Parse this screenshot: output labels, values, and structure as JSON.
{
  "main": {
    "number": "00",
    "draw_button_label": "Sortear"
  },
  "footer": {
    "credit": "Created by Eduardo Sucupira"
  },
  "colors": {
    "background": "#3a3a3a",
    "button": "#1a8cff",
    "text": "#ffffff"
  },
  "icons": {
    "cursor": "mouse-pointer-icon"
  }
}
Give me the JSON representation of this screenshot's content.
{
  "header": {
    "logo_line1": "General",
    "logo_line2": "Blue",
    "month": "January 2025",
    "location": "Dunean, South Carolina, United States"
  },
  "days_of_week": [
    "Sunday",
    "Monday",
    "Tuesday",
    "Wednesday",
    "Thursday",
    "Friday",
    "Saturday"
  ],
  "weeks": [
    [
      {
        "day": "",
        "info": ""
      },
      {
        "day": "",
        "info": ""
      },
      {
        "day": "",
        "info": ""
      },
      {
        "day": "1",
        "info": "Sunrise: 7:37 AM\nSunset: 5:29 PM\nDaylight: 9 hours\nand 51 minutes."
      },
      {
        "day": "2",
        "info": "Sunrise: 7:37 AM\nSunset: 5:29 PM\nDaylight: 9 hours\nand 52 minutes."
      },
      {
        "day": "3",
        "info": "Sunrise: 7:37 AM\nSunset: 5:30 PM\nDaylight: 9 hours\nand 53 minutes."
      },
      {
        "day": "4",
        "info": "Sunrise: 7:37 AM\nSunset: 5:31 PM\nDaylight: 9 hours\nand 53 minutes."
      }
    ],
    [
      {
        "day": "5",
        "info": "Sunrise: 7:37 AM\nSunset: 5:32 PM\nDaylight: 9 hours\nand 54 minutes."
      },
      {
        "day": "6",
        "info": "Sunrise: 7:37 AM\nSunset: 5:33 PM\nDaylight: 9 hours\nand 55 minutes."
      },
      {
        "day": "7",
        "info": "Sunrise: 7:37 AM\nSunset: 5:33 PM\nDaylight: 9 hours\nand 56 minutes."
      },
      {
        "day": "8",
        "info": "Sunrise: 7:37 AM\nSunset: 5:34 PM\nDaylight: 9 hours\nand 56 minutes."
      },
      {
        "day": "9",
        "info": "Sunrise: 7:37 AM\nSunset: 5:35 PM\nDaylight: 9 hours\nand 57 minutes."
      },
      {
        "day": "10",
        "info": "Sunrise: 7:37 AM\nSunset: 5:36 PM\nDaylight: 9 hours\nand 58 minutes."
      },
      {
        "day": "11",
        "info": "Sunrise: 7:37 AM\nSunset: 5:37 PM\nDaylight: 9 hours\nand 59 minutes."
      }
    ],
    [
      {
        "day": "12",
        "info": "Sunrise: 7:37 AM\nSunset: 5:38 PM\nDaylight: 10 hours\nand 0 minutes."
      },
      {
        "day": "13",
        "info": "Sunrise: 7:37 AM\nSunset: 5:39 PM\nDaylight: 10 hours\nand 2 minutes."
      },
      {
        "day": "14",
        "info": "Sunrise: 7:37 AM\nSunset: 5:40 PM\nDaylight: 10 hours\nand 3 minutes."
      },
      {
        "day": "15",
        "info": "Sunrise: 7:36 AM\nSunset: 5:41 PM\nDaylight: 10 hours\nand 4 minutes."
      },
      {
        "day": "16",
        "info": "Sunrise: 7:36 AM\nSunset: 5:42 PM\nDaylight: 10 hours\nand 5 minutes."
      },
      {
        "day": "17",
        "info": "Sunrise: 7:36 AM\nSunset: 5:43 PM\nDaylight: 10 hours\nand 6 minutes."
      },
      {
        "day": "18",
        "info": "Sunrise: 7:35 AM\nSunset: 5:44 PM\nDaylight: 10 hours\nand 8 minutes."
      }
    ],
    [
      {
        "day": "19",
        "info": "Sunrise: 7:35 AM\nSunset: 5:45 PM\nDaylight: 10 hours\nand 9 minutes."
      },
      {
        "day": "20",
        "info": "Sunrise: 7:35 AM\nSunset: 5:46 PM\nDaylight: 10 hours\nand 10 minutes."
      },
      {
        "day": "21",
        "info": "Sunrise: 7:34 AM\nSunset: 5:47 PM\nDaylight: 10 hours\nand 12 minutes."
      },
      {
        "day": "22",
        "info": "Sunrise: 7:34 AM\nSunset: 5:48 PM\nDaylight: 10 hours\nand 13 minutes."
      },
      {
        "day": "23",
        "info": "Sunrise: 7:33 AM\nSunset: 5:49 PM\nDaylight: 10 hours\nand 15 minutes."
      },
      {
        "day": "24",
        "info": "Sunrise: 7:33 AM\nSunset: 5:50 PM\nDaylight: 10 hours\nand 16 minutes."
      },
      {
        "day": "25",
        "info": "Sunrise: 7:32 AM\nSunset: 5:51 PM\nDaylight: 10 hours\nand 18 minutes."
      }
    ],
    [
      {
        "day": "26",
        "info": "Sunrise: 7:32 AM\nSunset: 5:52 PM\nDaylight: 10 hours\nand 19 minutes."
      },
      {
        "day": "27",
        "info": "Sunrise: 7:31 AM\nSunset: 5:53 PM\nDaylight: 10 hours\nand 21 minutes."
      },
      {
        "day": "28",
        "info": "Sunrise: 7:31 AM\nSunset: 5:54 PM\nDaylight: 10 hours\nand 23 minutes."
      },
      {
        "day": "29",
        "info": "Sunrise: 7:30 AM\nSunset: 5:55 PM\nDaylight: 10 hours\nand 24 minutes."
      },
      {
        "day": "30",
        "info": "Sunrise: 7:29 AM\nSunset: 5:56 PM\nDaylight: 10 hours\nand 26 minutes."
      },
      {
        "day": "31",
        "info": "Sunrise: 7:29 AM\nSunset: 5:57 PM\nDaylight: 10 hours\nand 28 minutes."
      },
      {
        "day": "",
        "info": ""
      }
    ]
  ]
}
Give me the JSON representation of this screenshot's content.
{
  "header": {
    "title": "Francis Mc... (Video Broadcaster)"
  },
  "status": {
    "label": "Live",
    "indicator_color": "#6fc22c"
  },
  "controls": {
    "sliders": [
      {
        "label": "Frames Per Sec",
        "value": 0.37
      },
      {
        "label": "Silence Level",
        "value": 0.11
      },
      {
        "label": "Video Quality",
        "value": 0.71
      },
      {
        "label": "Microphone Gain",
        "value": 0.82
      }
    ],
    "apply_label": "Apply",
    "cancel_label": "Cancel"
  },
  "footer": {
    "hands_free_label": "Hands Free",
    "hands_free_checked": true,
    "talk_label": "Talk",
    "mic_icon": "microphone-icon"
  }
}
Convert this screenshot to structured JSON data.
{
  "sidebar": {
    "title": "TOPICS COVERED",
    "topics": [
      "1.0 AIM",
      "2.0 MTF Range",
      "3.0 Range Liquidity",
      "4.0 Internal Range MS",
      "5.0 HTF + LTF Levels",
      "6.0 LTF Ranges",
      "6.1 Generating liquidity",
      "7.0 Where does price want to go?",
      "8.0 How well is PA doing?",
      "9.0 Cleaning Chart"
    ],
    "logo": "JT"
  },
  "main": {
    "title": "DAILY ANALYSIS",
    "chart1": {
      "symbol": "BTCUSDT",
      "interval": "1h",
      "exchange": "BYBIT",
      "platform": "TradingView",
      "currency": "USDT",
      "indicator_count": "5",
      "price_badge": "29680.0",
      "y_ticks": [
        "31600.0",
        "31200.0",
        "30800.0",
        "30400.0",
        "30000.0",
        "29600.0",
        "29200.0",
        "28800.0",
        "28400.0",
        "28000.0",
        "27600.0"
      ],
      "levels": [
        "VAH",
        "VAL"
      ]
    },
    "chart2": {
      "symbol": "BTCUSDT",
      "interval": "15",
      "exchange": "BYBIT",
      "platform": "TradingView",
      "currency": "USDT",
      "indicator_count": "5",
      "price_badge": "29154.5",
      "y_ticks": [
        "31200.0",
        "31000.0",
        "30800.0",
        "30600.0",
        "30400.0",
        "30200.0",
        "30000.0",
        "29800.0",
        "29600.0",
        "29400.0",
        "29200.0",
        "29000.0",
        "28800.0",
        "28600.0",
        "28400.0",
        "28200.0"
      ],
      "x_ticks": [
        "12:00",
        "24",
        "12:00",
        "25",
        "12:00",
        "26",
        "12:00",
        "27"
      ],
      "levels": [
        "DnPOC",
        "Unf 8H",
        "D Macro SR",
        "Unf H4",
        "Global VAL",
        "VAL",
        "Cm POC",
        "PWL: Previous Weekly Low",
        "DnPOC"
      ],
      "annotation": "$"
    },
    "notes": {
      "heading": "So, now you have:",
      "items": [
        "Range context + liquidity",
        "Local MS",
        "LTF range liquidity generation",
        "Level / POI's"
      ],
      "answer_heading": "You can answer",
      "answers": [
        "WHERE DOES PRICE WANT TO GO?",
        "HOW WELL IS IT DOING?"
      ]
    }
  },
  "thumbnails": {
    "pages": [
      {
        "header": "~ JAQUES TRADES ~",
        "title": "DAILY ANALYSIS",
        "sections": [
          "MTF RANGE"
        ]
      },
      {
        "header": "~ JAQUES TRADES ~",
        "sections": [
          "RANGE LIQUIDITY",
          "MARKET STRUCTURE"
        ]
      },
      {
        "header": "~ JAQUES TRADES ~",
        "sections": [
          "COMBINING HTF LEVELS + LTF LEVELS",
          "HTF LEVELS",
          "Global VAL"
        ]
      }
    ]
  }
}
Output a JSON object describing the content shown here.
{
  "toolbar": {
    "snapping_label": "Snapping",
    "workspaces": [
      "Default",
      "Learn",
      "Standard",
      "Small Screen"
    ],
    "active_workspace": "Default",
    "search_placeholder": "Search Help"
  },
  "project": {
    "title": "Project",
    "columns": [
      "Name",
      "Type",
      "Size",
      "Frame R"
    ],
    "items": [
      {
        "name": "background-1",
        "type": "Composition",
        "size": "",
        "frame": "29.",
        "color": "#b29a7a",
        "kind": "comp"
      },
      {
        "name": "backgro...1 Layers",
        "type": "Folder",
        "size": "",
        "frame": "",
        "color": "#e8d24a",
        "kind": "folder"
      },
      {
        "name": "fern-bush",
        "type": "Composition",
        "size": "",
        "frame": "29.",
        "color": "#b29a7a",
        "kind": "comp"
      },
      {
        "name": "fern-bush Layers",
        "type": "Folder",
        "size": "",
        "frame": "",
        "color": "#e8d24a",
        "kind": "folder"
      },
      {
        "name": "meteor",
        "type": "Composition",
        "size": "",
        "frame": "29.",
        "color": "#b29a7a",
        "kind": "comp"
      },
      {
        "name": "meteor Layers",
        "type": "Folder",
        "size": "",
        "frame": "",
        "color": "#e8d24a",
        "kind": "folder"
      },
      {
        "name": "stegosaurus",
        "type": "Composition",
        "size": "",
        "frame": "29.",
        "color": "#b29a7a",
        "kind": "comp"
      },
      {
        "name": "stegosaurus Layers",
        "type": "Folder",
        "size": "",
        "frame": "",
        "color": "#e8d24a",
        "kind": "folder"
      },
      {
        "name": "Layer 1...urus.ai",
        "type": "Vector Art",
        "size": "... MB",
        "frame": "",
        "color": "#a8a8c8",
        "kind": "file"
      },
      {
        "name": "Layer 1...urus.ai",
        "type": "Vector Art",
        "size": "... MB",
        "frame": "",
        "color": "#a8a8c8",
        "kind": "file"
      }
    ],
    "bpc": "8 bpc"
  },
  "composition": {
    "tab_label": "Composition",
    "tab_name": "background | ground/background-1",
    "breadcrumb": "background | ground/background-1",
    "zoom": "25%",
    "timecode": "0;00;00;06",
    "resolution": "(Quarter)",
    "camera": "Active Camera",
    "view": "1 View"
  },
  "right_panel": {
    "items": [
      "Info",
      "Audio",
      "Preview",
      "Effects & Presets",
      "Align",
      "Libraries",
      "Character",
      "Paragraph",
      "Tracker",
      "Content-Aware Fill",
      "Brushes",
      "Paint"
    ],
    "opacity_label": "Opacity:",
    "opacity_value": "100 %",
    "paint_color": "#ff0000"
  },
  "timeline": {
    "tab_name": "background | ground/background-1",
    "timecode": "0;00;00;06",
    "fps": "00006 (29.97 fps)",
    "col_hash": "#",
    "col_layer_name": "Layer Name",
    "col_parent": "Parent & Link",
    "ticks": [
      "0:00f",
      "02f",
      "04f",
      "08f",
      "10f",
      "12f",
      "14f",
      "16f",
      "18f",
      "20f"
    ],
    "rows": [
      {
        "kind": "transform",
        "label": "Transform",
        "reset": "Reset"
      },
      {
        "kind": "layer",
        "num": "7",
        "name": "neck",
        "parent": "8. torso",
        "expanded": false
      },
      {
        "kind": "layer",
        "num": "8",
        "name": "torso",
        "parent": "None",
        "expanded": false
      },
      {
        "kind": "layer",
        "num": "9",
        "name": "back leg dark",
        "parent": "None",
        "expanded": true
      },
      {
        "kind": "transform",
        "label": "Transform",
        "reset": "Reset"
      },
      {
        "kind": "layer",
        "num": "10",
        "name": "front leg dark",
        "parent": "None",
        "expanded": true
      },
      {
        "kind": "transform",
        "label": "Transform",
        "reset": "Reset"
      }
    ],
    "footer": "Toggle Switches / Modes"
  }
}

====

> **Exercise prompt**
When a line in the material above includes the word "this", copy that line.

> **Output below**
Parse this screenshot: output labels, values, and structure as JSON.
Give me the JSON representation of this screenshot's content.
Give me the JSON representation of this screenshot's content.
Convert this screenshot to structured JSON data.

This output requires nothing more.